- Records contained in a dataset
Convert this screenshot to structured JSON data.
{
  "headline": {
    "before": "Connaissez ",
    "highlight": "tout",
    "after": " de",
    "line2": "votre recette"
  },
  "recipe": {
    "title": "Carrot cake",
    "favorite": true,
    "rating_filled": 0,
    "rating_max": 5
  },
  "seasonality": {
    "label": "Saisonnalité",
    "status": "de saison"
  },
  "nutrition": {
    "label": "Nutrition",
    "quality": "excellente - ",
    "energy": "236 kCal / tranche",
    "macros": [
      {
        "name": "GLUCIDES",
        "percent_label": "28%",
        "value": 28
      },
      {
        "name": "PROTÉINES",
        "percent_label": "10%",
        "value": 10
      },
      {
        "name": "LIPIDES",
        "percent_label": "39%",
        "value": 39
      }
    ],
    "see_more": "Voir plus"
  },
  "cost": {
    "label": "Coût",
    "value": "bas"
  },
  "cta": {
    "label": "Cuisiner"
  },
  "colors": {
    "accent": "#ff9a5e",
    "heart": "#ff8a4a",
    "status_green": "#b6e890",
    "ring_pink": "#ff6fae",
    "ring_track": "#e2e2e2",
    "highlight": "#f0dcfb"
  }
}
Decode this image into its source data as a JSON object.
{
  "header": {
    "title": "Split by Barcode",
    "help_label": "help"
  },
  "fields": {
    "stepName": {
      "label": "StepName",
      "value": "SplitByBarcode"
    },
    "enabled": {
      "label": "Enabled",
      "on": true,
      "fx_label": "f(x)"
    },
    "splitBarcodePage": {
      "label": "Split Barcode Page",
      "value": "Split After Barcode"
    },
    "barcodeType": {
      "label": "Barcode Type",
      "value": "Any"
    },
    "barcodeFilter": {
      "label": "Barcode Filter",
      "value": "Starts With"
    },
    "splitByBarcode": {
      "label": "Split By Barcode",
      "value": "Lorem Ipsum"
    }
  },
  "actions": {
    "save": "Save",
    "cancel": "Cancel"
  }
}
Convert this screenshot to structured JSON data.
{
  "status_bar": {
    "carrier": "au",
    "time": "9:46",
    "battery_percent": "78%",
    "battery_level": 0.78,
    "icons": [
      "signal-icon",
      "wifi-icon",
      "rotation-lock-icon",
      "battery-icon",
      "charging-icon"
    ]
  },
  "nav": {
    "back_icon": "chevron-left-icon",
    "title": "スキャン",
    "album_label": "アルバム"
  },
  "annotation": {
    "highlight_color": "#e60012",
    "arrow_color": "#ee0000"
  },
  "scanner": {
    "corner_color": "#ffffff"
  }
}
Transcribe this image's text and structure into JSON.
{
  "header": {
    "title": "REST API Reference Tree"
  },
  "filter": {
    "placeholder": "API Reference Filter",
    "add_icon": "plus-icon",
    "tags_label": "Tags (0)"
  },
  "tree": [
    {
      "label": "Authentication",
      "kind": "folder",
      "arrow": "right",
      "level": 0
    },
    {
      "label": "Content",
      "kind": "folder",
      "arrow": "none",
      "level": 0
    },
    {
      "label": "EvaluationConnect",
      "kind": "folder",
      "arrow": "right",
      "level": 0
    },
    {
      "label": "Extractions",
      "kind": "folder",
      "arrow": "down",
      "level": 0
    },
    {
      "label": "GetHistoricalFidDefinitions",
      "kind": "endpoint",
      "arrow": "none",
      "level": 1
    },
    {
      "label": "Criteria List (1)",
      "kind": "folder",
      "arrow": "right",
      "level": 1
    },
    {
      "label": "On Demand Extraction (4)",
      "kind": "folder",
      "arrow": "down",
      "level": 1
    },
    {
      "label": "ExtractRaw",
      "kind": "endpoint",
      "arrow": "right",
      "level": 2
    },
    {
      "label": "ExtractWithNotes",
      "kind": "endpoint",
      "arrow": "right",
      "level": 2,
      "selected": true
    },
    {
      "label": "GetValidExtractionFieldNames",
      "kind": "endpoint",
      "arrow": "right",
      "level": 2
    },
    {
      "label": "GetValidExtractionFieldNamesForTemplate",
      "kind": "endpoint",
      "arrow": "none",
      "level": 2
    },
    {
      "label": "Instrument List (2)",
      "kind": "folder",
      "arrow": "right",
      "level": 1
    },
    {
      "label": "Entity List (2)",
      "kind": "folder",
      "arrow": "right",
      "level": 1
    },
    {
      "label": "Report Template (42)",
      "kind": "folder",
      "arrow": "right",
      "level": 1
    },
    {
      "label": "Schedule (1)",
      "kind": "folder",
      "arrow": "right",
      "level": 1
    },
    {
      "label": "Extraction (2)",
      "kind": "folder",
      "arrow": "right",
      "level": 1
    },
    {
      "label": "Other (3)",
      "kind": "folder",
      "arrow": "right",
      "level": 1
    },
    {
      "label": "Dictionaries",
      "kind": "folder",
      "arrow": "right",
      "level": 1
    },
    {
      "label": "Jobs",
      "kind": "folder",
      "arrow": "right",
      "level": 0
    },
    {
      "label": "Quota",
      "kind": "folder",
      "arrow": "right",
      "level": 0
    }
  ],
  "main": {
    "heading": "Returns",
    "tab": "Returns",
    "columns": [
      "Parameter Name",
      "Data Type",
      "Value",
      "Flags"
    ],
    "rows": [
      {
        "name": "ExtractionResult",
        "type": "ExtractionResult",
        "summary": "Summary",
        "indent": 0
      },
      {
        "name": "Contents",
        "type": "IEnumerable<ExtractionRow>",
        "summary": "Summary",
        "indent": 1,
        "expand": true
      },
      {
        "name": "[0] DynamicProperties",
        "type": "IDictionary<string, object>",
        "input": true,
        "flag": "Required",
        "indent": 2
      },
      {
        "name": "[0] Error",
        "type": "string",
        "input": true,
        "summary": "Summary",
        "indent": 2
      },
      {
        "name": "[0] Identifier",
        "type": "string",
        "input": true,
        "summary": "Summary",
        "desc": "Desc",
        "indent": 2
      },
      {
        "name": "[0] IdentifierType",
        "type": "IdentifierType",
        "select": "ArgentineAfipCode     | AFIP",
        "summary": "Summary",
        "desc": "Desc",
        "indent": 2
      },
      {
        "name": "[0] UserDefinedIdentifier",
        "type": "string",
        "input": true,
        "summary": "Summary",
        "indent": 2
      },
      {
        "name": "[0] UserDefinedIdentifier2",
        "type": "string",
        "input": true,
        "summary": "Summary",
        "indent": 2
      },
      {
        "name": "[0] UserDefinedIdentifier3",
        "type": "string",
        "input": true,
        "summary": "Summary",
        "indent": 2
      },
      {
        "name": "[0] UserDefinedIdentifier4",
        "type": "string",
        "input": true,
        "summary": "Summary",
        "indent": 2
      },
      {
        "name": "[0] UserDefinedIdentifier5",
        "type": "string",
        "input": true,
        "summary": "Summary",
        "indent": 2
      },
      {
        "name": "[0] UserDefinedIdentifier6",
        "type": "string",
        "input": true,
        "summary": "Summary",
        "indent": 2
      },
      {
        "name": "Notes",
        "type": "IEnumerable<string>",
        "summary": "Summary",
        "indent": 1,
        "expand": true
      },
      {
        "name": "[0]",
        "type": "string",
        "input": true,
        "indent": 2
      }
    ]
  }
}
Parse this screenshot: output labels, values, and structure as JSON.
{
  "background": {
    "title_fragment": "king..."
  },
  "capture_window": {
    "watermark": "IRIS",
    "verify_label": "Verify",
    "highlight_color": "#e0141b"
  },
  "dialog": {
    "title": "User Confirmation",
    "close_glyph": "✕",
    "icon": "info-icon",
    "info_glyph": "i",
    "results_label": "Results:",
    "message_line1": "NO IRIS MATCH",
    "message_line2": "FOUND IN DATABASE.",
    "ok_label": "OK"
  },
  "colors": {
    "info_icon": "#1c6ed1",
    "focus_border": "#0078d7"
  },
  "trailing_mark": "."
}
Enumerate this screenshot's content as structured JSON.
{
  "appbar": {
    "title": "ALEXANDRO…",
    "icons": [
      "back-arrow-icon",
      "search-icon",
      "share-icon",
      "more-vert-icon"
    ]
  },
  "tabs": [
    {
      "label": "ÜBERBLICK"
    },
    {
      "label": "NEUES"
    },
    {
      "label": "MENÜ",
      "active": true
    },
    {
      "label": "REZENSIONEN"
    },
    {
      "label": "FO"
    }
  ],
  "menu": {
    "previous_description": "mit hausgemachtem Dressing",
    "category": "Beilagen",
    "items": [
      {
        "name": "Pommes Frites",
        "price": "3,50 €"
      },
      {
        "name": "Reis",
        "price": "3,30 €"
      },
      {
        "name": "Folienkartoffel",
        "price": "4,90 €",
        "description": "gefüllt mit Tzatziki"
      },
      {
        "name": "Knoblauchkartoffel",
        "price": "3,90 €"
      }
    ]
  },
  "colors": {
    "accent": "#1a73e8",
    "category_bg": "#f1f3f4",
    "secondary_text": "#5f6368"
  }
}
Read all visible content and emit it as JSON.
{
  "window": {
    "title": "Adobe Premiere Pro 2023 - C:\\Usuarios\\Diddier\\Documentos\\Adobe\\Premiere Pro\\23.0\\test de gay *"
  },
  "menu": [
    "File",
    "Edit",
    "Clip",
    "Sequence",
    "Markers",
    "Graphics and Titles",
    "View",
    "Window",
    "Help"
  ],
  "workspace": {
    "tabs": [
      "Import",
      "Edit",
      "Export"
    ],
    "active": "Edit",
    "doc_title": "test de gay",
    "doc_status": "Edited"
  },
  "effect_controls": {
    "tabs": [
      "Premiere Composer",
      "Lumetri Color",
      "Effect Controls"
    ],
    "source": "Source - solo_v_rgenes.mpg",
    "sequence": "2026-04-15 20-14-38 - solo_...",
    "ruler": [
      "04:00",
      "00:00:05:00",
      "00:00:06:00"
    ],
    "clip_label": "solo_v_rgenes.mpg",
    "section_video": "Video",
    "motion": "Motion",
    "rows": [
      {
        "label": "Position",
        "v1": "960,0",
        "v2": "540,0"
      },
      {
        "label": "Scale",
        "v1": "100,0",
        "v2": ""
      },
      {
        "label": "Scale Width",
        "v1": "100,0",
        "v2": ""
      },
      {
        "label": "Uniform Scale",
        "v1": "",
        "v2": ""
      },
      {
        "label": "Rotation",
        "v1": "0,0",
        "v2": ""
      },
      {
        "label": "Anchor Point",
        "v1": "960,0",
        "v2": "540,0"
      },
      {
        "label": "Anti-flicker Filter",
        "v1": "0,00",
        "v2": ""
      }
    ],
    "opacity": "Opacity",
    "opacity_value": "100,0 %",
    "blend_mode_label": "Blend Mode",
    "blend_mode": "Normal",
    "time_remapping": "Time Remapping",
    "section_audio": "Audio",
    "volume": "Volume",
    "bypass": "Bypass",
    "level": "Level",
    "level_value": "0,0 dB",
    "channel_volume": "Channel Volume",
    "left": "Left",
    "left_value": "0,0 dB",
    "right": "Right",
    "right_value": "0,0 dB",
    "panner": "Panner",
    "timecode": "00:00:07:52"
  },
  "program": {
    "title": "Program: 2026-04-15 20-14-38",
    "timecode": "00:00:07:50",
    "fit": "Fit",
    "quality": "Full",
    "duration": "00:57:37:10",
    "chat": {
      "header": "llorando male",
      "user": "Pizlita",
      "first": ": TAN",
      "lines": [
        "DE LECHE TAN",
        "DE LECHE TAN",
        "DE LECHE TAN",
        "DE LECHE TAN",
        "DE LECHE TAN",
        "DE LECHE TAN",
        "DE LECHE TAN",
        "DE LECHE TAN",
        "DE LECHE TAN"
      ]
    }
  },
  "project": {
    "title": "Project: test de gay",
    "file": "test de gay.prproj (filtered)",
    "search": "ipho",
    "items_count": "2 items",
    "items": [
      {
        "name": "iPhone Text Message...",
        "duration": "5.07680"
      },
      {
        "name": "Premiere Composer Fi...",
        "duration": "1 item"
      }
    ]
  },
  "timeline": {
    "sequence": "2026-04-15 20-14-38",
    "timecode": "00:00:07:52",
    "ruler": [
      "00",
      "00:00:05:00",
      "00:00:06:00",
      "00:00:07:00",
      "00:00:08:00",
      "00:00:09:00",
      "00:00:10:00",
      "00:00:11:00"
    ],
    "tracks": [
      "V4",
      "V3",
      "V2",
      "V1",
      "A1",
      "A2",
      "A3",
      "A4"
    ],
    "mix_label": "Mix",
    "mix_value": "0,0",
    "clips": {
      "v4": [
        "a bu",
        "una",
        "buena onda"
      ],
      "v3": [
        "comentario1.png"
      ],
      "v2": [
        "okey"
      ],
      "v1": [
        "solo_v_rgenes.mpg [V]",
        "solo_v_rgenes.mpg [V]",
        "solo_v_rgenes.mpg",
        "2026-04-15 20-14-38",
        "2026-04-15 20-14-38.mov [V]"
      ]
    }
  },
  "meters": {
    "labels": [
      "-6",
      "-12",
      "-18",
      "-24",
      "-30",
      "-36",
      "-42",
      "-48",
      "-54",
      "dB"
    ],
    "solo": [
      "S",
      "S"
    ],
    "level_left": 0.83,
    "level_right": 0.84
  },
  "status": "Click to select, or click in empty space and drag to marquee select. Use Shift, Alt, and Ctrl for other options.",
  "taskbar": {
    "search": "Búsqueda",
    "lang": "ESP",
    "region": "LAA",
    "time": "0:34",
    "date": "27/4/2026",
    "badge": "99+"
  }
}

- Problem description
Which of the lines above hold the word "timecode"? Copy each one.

- Task response
    "timecode": "00:00:07:52"
    "timecode": "00:00:07:50",
    "timecode": "00:00:07:52",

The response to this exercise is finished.